:: Provided data

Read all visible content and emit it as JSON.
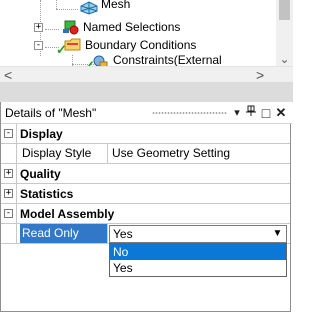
{
  "tree": {
    "nodes": [
      {
        "label": "Mesh"
      },
      {
        "label": "Named Selections",
        "expander": "+"
      },
      {
        "label": "Boundary Conditions",
        "expander": "-"
      },
      {
        "label": "Constraints(External"
      }
    ],
    "hscroll_left_glyph": "<",
    "hscroll_right_glyph": ">",
    "vscroll_down_glyph": "⌄"
  },
  "details": {
    "title": "Details of \"Mesh\"",
    "header_buttons": {
      "menu": "▾",
      "pin": "⊥",
      "maximize": "□",
      "close": "✕"
    },
    "groups": [
      {
        "title": "Display",
        "expander": "-"
      },
      {
        "title": "Quality",
        "expander": "+"
      },
      {
        "title": "Statistics",
        "expander": "+"
      },
      {
        "title": "Model Assembly",
        "expander": "-"
      }
    ],
    "properties": [
      {
        "name": "Display Style",
        "value": "Use Geometry Setting"
      },
      {
        "name": "Read Only",
        "value": "Yes"
      }
    ],
    "dropdown": {
      "button_glyph": "▼",
      "options": [
        "No",
        "Yes"
      ],
      "highlighted": "No"
    }
  },
  "colors": {
    "selection_blue": "#3277c8",
    "dropdown_highlight": "#0b78d7",
    "check_green": "#21a021",
    "folder_yellow": "#e8b923",
    "grid_line": "#c8c8c8"
  },
  "icons": [
    "mesh-icon",
    "named-selections-icon",
    "boundary-conditions-folder-icon",
    "constraints-icon",
    "check-icon",
    "pin-icon",
    "maximize-icon",
    "close-icon",
    "menu-arrow-icon"
  ]
}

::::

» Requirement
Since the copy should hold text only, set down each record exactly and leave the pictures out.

» Answer area
Read all visible content and emit it as JSON.
{
  "tree": {
    "nodes": [
      {
        "label": "Mesh"
      },
      {
        "label": "Named Selections",
        "expander": "+"
      },
      {
        "label": "Boundary Conditions",
        "expander": "-"
      },
      {
        "label": "Constraints(External"
      }
    ],
    "hscroll_left_glyph": "<",
    "hscroll_right_glyph": ">",
    "vscroll_down_glyph": "⌄"
  },
  "details": {
    "title": "Details of \"Mesh\"",
    "header_buttons": {
      "menu": "▾",
      "pin": "⊥",
      "maximize": "□",
      "close": "✕"
    },
    "groups": [
      {
        "title": "Display",
        "expander": "-"
      },
      {
        "title": "Quality",
        "expander": "+"
      },
      {
        "title": "Statistics",
        "expander": "+"
      },
      {
        "title": "Model Assembly",
        "expander": "-"
      }
    ],
    "properties": [
      {
        "name": "Display Style",
        "value": "Use Geometry Setting"
      },
      {
        "name": "Read Only",
        "value": "Yes"
      }
    ],
    "dropdown": {
      "button_glyph": "▼",
      "options": [
        "No",
        "Yes"
      ],
      "highlighted": "No"
    }
  },
  "colors": {
    "selection_blue": "#3277c8",
    "dropdown_highlight": "#0b78d7",
    "check_green": "#21a021",
    "folder_yellow": "#e8b923",
    "grid_line": "#c8c8c8"
  },
  "icons": [
    "mesh-icon",
    "named-selections-icon",
    "boundary-conditions-folder-icon",
    "constraints-icon",
    "check-icon",
    "pin-icon",
    "maximize-icon",
    "close-icon",
    "menu-arrow-icon"
  ]
}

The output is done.